Sport

Mixed bag for Curnows after AFL appeal

Carlton has received mixed news at the AFL Appeal Board with Charlie Curnow cleared to play against Melbourne while brother Ed received a one match suspension for intentional umpire contact.

The tribunal initially ruled the pair had no case to answer and downgraded their charges from intentional to careless.

But the ruling body received widespread criticism after Geelong player Tom Hawkins was suspended for an eerily similar incident just a week earlier, with the AFL forced to intervene for just the second time in its history.

The AFL argued the tribunal could not have acted reasonably and come to those decisions with the evidence before it, and that the sanctions it imposed were manifestly inadequate.

Gold Coast captain Steven May was also reported for umpire contact but, like Charlie Curnow, escaped with a $1000 fine – a sanction that, strangely, wasn’t flagged for review.

Richmond player Bachar Houli is the only player to have previously had his tribunal decision overruled, when the two-week suspension for striking was upgraded to four weeks last year.

The farcical episode has left reporters and coaches confused by how the rule is interpreted.

Celebrated football journalist Gerard Whately said the AFL had a duty to follow up on the standards it set for Hawkins’ case.

“I don’t see how the AFL can sit idly by and let it stand,” Whately told Radio SEN 116 in Melbourne.

“They drove a suspension for the Hawkins action, that was what they believed the precedent needed to be and where the standard needed to be set.

“I think you’ll find they’re aghast by what happened. You appeal it to show how much you disapprove what happened, it doesn’t matter whether you win or not.”

Collingwood coach Nathan Buckley said he’d be furious in Cats’ coach Chris Scott’s position, given Hawkins’ good conduct during the hearing.

“If I was Geelong I’d be bleeding, absolutely bleeding,” Buckley told SEN.

“Because Hawkins handled himself so well, I thought the club handled it well.

“You’d be scratching your head ‘why be so gracious when it’s not actually supported or followed through?'”

Veteran AFL reporter Mark Robinson voiced his disbelief on AFL 360 – the program he co-hosts with Whately – stating the incident set a bad example for children playing at junior levels.

“I am gobsmacked by the tribunal tonight,” Robinson said.

“I think the football world should be frustrated. I think they should be confused about how players can touch umpires and not be penalised.

“I am flabbergasted. And I am not always one to say ‘what about the kids?’ but every kid at home will now be sitting home with their Dad or Mum now and saying, ‘so we can touch umpires?’

“What we have is a tribunal telling everyone that it is OK to touch an umpire; it’s just a fine, you don’t have to miss any games.

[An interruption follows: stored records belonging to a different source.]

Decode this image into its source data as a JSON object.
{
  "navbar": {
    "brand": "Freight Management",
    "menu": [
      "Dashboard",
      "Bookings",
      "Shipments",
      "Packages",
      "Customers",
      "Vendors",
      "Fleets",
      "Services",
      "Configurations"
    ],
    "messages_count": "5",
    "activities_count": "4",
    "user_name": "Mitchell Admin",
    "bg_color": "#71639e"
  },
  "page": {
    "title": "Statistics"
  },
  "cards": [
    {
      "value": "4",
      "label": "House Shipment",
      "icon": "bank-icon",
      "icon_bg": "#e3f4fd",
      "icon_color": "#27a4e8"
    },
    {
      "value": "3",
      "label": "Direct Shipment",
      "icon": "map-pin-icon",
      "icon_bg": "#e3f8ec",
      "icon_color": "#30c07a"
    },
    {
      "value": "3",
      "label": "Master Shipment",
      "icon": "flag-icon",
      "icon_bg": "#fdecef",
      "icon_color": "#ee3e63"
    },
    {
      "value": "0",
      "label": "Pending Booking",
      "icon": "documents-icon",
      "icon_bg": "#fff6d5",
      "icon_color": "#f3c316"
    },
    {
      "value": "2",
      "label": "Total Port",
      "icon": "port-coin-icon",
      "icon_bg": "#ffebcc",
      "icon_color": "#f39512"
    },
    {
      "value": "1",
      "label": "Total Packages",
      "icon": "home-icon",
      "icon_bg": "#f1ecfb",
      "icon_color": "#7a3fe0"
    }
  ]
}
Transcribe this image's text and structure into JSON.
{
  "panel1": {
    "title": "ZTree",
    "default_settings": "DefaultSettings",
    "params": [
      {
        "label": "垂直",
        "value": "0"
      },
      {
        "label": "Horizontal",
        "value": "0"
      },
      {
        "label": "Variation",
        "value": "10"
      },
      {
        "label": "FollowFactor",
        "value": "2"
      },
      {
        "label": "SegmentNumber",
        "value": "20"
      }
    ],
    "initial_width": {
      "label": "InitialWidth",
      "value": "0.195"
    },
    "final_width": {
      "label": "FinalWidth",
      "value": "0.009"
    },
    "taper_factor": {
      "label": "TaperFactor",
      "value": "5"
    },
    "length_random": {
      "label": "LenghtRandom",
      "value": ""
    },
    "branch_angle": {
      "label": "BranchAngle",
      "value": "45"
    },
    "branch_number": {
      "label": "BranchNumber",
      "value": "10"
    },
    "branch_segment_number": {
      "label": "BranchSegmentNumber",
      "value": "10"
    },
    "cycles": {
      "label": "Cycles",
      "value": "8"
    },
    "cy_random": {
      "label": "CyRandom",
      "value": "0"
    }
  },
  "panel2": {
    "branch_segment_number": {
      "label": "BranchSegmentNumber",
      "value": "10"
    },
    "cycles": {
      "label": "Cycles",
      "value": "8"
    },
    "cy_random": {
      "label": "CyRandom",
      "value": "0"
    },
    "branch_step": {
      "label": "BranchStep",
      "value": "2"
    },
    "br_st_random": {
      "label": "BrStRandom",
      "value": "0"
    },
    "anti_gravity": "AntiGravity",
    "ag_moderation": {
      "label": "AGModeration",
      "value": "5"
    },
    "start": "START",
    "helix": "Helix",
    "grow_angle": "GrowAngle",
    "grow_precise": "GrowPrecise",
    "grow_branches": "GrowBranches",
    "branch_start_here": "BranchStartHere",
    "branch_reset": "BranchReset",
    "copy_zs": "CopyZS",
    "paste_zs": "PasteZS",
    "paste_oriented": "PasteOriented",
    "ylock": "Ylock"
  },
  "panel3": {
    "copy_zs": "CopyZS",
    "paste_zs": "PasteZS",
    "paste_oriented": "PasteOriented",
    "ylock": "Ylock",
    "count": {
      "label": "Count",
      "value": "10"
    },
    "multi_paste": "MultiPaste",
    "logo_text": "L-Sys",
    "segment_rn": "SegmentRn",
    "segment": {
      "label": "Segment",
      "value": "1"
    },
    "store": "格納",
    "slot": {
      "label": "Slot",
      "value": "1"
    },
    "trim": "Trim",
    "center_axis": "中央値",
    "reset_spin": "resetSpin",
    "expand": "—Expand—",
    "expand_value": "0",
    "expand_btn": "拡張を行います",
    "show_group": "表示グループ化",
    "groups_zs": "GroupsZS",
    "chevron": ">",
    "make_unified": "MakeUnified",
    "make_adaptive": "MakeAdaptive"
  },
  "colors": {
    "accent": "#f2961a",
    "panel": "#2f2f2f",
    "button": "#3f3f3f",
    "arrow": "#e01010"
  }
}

“You can’t suspend one and not two others.”

AFLPA President and Geelong player Patrick Dangerfield didn’t hold back in has assessment of the incident, while teammate Mitch Duncan summed up his thoughts in one word.